What Harry and the Tinies have in common is that they both have one simple approach. Go for everyone, buy who you can, stick them on the pitch, and for tactical know-how do what George Graham used to say to Perry Groves as a substitute: “Go out there and run around a lot”.
So it is that on entering a new club Harry criticises the players he has got, and says that he has no depth, no coverage, no balance, and he then goes and buys Peter Crouch.
But what is interesting is that The Tinies owner has the same approach. Joe Lewis in the Bahamas, spends money on dead causes just like Tottenham do when paying off a discared manager each season.

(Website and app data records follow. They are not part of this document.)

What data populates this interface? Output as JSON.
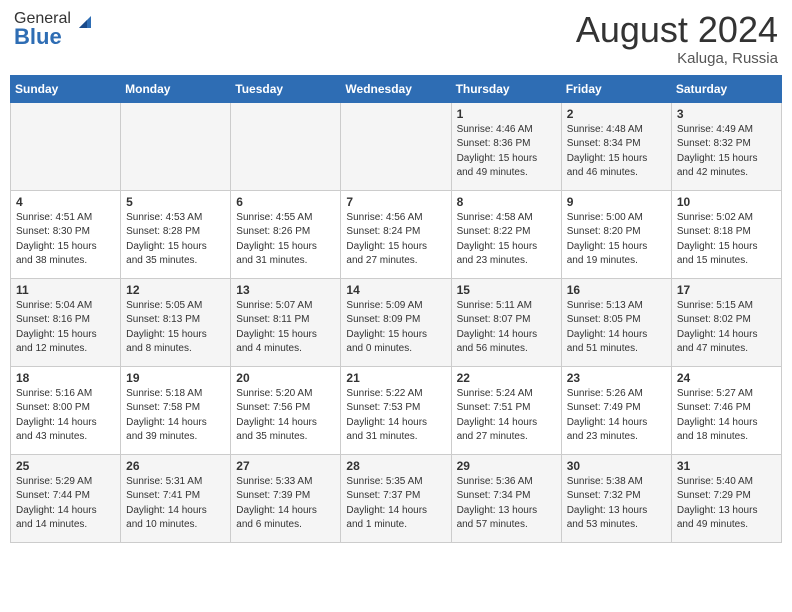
{
  "header": {
    "logo_line1": "General",
    "logo_line2": "Blue",
    "month_title": "August 2024",
    "location": "Kaluga, Russia"
  },
  "weekdays": [
    "Sunday",
    "Monday",
    "Tuesday",
    "Wednesday",
    "Thursday",
    "Friday",
    "Saturday"
  ],
  "weeks": [
    [
      {
        "day": "",
        "info": ""
      },
      {
        "day": "",
        "info": ""
      },
      {
        "day": "",
        "info": ""
      },
      {
        "day": "",
        "info": ""
      },
      {
        "day": "1",
        "info": "Sunrise: 4:46 AM\nSunset: 8:36 PM\nDaylight: 15 hours\nand 49 minutes."
      },
      {
        "day": "2",
        "info": "Sunrise: 4:48 AM\nSunset: 8:34 PM\nDaylight: 15 hours\nand 46 minutes."
      },
      {
        "day": "3",
        "info": "Sunrise: 4:49 AM\nSunset: 8:32 PM\nDaylight: 15 hours\nand 42 minutes."
      }
    ],
    [
      {
        "day": "4",
        "info": "Sunrise: 4:51 AM\nSunset: 8:30 PM\nDaylight: 15 hours\nand 38 minutes."
      },
      {
        "day": "5",
        "info": "Sunrise: 4:53 AM\nSunset: 8:28 PM\nDaylight: 15 hours\nand 35 minutes."
      },
      {
        "day": "6",
        "info": "Sunrise: 4:55 AM\nSunset: 8:26 PM\nDaylight: 15 hours\nand 31 minutes."
      },
      {
        "day": "7",
        "info": "Sunrise: 4:56 AM\nSunset: 8:24 PM\nDaylight: 15 hours\nand 27 minutes."
      },
      {
        "day": "8",
        "info": "Sunrise: 4:58 AM\nSunset: 8:22 PM\nDaylight: 15 hours\nand 23 minutes."
      },
      {
        "day": "9",
        "info": "Sunrise: 5:00 AM\nSunset: 8:20 PM\nDaylight: 15 hours\nand 19 minutes."
      },
      {
        "day": "10",
        "info": "Sunrise: 5:02 AM\nSunset: 8:18 PM\nDaylight: 15 hours\nand 15 minutes."
      }
    ],
    [
      {
        "day": "11",
        "info": "Sunrise: 5:04 AM\nSunset: 8:16 PM\nDaylight: 15 hours\nand 12 minutes."
      },
      {
        "day": "12",
        "info": "Sunrise: 5:05 AM\nSunset: 8:13 PM\nDaylight: 15 hours\nand 8 minutes."
      },
      {
        "day": "13",
        "info": "Sunrise: 5:07 AM\nSunset: 8:11 PM\nDaylight: 15 hours\nand 4 minutes."
      },
      {
        "day": "14",
        "info": "Sunrise: 5:09 AM\nSunset: 8:09 PM\nDaylight: 15 hours\nand 0 minutes."
      },
      {
        "day": "15",
        "info": "Sunrise: 5:11 AM\nSunset: 8:07 PM\nDaylight: 14 hours\nand 56 minutes."
      },
      {
        "day": "16",
        "info": "Sunrise: 5:13 AM\nSunset: 8:05 PM\nDaylight: 14 hours\nand 51 minutes."
      },
      {
        "day": "17",
        "info": "Sunrise: 5:15 AM\nSunset: 8:02 PM\nDaylight: 14 hours\nand 47 minutes."
      }
    ],
    [
      {
        "day": "18",
        "info": "Sunrise: 5:16 AM\nSunset: 8:00 PM\nDaylight: 14 hours\nand 43 minutes."
      },
      {
        "day": "19",
        "info": "Sunrise: 5:18 AM\nSunset: 7:58 PM\nDaylight: 14 hours\nand 39 minutes."
      },
      {
        "day": "20",
        "info": "Sunrise: 5:20 AM\nSunset: 7:56 PM\nDaylight: 14 hours\nand 35 minutes."
      },
      {
        "day": "21",
        "info": "Sunrise: 5:22 AM\nSunset: 7:53 PM\nDaylight: 14 hours\nand 31 minutes."
      },
      {
        "day": "22",
        "info": "Sunrise: 5:24 AM\nSunset: 7:51 PM\nDaylight: 14 hours\nand 27 minutes."
      },
      {
        "day": "23",
        "info": "Sunrise: 5:26 AM\nSunset: 7:49 PM\nDaylight: 14 hours\nand 23 minutes."
      },
      {
        "day": "24",
        "info": "Sunrise: 5:27 AM\nSunset: 7:46 PM\nDaylight: 14 hours\nand 18 minutes."
      }
    ],
    [
      {
        "day": "25",
        "info": "Sunrise: 5:29 AM\nSunset: 7:44 PM\nDaylight: 14 hours\nand 14 minutes."
      },
      {
        "day": "26",
        "info": "Sunrise: 5:31 AM\nSunset: 7:41 PM\nDaylight: 14 hours\nand 10 minutes."
      },
      {
        "day": "27",
        "info": "Sunrise: 5:33 AM\nSunset: 7:39 PM\nDaylight: 14 hours\nand 6 minutes."
      },
      {
        "day": "28",
        "info": "Sunrise: 5:35 AM\nSunset: 7:37 PM\nDaylight: 14 hours\nand 1 minute."
      },
      {
        "day": "29",
        "info": "Sunrise: 5:36 AM\nSunset: 7:34 PM\nDaylight: 13 hours\nand 57 minutes."
      },
      {
        "day": "30",
        "info": "Sunrise: 5:38 AM\nSunset: 7:32 PM\nDaylight: 13 hours\nand 53 minutes."
      },
      {
        "day": "31",
        "info": "Sunrise: 5:40 AM\nSunset: 7:29 PM\nDaylight: 13 hours\nand 49 minutes."
      }
    ]
  ]
}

Joe Lewis, was the second largest shareholder in Bear Sterns, one of the first banks to go bust. He had a 9.4 per cent stake in the bank in 2007 because he thought that talk about banks going down in the US was being overplayed by negative journalists. As the shares in the bank collapsed in 2008 he carried on buying on the basis that they had to go back up sooner or later. That doesn’t mean he is about to go bankrupt – he owns among other things, quite a big percentage of Ladbrokes (which might make you think about betting with them). But he’s got less than he used to have.
So here we have an owner who buys rubbish shares and a manager who buys rubbish players. Harry signed Jermain Defoe, and got involved with Wilson Palacios, Stewart Downin, Kenwyne Jones, Craig Bellamy, Antonio Valencia, Stephen Hunt and Adriano, while meanwhile throwing out the old boys with a speed that can only be described as suicidal.
Think of Bent (who cost 16 million) and Jenas both suddenly considered useless and offered as part exchanges in deals. (Steve Bruce, who despite his background has always come across to me as a really nice and decent guy, told Harry where to go when he offered Jenas).
The point here is that Harry is not getting rid of players not needed any more, but is getting rid of the only people who can score goals for the Tinies. And it is being done on the basis that Uncle Joe will buy Happy Harry more toys to play with.
So there we have it. Mr Confused of Tottenham in close touch with Mr Confused of the Bahamas. A match made in heaven – and the Championship I suspect.